Meanwhile, staff technerd Neal (Dev Patel) has noticed some curious digital movement suggesting the emergence of a new grass roots wave called Occupy Wall Street. He attends a loose gathering downtown and is immediately asked to leave by meeting facilitator Shelly Wexler (Aya Cash). He inquires as to why they are hostile to media coverage.

Maybe it is because she is a diminutive fire-eyed Levantine redhead, or because she answers his query, “The media’s going to cover it, but they’re going to cover the drum circles and the crunchy uninformed college kids yelling at the ‘earners,’ which coincidentally are the same guys running Time Warner, News Corp. and [ACN parent] Atlantis World Media. You don’t have the patience for complex things  . . .  [y]ou take Wall Street bullsh-t like ‘limited government’ seriously. You and I, God and everybody knows the banks couldn’t survive until lunch without zero-interest loans from the government and bailouts when they bet a hard-eight and lose. They’re straight-up fraud, and you cover Casey Anthony” – but either way, Aya Cash is officially the hottest woman on television.

Maggie, meanwhile . . . oh, hell, who cares. There are some hints between here and the framing device that she’s going crazy, but it apparently eluded Sorkin, somehow, that she was crazy before.

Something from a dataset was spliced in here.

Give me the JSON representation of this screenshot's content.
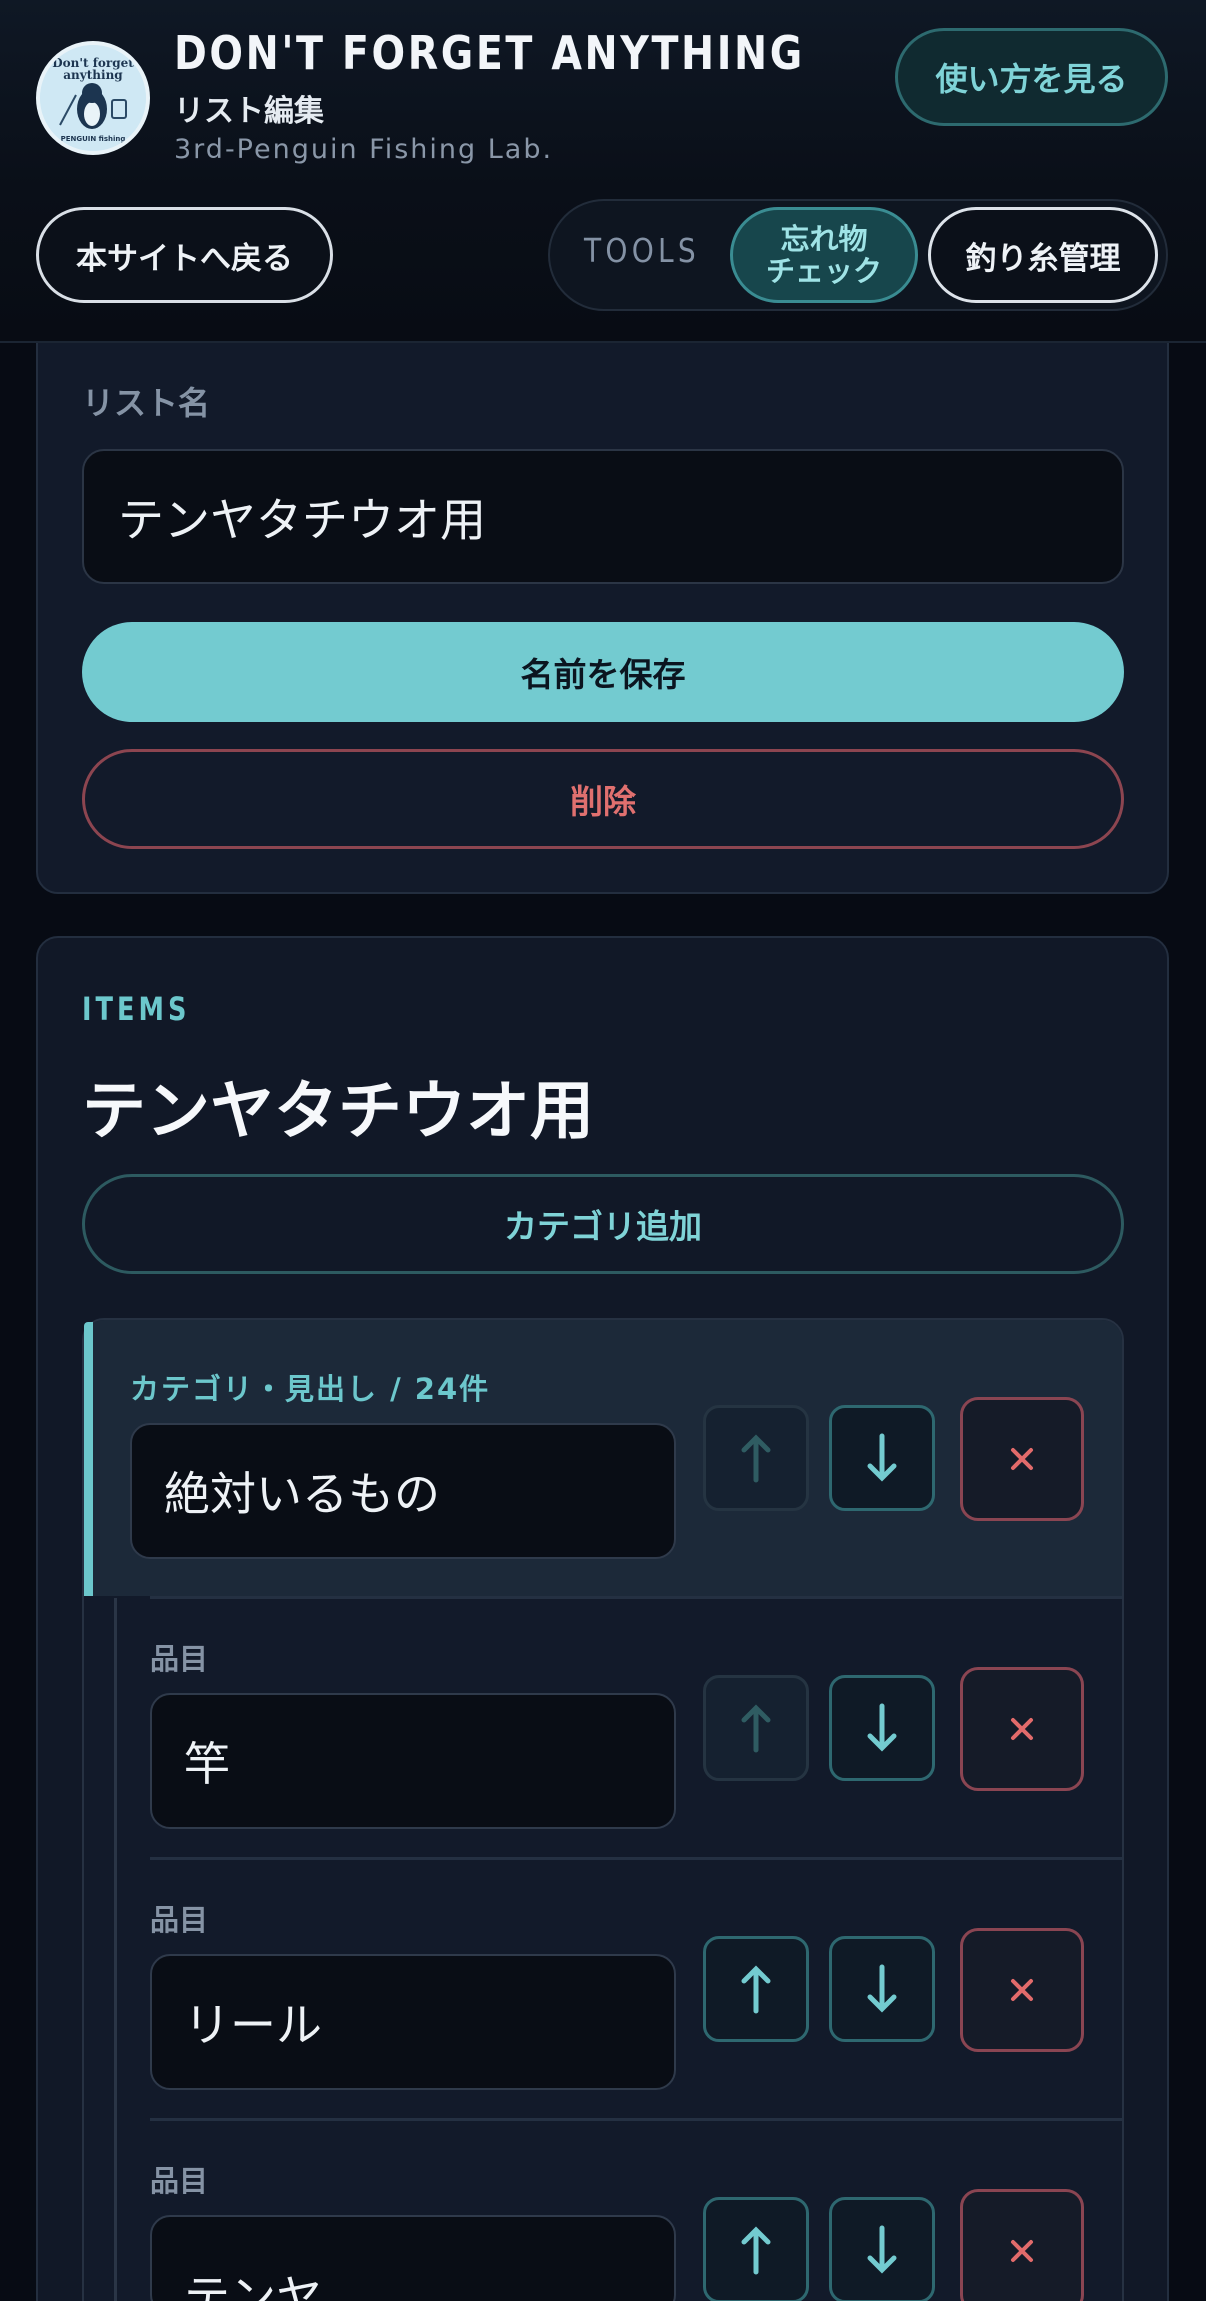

And if it took breaking up with her to make Don the funniest-guy-on-staff he is becoming, win-win all around.


The Newsroom Season 2 picture: Melissa Moseley/HBO